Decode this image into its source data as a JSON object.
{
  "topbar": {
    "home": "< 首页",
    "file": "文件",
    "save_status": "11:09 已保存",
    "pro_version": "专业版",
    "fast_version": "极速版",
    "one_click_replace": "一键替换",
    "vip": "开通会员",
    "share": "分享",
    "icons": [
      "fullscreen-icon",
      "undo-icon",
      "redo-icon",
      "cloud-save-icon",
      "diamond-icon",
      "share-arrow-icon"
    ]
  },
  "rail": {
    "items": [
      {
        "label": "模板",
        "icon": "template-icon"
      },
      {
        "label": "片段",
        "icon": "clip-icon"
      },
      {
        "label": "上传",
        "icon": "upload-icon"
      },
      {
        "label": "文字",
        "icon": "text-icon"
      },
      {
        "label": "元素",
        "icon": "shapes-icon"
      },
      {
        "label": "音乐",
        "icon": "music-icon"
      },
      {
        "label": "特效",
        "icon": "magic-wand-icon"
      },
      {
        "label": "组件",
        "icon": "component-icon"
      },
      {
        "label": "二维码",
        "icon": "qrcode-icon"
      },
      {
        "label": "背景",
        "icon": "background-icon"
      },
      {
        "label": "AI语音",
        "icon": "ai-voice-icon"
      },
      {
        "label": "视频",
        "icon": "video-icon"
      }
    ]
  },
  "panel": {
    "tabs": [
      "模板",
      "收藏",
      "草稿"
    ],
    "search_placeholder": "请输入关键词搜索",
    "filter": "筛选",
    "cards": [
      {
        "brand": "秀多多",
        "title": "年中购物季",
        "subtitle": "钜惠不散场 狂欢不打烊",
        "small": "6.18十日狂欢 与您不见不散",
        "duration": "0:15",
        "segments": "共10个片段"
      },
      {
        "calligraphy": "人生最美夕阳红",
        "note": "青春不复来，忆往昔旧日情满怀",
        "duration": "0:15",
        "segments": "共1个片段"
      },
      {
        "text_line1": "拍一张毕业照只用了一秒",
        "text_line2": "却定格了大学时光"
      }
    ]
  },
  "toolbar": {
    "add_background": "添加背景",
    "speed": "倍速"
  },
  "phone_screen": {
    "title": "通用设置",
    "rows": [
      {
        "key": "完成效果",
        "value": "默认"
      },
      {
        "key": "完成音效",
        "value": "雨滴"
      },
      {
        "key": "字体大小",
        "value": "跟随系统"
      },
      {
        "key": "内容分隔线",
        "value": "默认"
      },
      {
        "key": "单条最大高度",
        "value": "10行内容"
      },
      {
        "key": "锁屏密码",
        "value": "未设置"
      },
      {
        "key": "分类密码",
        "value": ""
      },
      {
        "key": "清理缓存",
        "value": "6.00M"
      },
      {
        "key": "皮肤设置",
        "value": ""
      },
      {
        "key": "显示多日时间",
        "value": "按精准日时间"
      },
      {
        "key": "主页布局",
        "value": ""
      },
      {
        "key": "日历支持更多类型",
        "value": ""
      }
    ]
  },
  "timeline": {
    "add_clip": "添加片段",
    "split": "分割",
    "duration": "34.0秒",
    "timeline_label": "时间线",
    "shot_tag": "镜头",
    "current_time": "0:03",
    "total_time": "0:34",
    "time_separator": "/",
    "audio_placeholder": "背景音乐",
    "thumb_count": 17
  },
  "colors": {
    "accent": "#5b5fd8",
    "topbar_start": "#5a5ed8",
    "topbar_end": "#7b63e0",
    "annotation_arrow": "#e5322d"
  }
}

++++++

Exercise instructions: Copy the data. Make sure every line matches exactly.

Answer space:
Decode this image into its source data as a JSON object.
{
  "topbar": {
    "home": "< 首页",
    "file": "文件",
    "save_status": "11:09 已保存",
    "pro_version": "专业版",
    "fast_version": "极速版",
    "one_click_replace": "一键替换",
    "vip": "开通会员",
    "share": "分享",
    "icons": [
      "fullscreen-icon",
      "undo-icon",
      "redo-icon",
      "cloud-save-icon",
      "diamond-icon",
      "share-arrow-icon"
    ]
  },
  "rail": {
    "items": [
      {
        "label": "模板",
        "icon": "template-icon"
      },
      {
        "label": "片段",
        "icon": "clip-icon"
      },
      {
        "label": "上传",
        "icon": "upload-icon"
      },
      {
        "label": "文字",
        "icon": "text-icon"
      },
      {
        "label": "元素",
        "icon": "shapes-icon"
      },
      {
        "label": "音乐",
        "icon": "music-icon"
      },
      {
        "label": "特效",
        "icon": "magic-wand-icon"
      },
      {
        "label": "组件",
        "icon": "component-icon"
      },
      {
        "label": "二维码",
        "icon": "qrcode-icon"
      },
      {
        "label": "背景",
        "icon": "background-icon"
      },
      {
        "label": "AI语音",
        "icon": "ai-voice-icon"
      },
      {
        "label": "视频",
        "icon": "video-icon"
      }
    ]
  },
  "panel": {
    "tabs": [
      "模板",
      "收藏",
      "草稿"
    ],
    "search_placeholder": "请输入关键词搜索",
    "filter": "筛选",
    "cards": [
      {
        "brand": "秀多多",
        "title": "年中购物季",
        "subtitle": "钜惠不散场 狂欢不打烊",
        "small": "6.18十日狂欢 与您不见不散",
        "duration": "0:15",
        "segments": "共10个片段"
      },
      {
        "calligraphy": "人生最美夕阳红",
        "note": "青春不复来，忆往昔旧日情满怀",
        "duration": "0:15",
        "segments": "共1个片段"
      },
      {
        "text_line1": "拍一张毕业照只用了一秒",
        "text_line2": "却定格了大学时光"
      }
    ]
  },
  "toolbar": {
    "add_background": "添加背景",
    "speed": "倍速"
  },
  "phone_screen": {
    "title": "通用设置",
    "rows": [
      {
        "key": "完成效果",
        "value": "默认"
      },
      {
        "key": "完成音效",
        "value": "雨滴"
      },
      {
        "key": "字体大小",
        "value": "跟随系统"
      },
      {
        "key": "内容分隔线",
        "value": "默认"
      },
      {
        "key": "单条最大高度",
        "value": "10行内容"
      },
      {
        "key": "锁屏密码",
        "value": "未设置"
      },
      {
        "key": "分类密码",
        "value": ""
      },
      {
        "key": "清理缓存",
        "value": "6.00M"
      },
      {
        "key": "皮肤设置",
        "value": ""
      },
      {
        "key": "显示多日时间",
        "value": "按精准日时间"
      },
      {
        "key": "主页布局",
        "value": ""
      },
      {
        "key": "日历支持更多类型",
        "value": ""
      }
    ]
  },
  "timeline": {
    "add_clip": "添加片段",
    "split": "分割",
    "duration": "34.0秒",
    "timeline_label": "时间线",
    "shot_tag": "镜头",
    "current_time": "0:03",
    "total_time": "0:34",
    "time_separator": "/",
    "audio_placeholder": "背景音乐",
    "thumb_count": 17
  },
  "colors": {
    "accent": "#5b5fd8",
    "topbar_start": "#5a5ed8",
    "topbar_end": "#7b63e0",
    "annotation_arrow": "#e5322d"
  }
}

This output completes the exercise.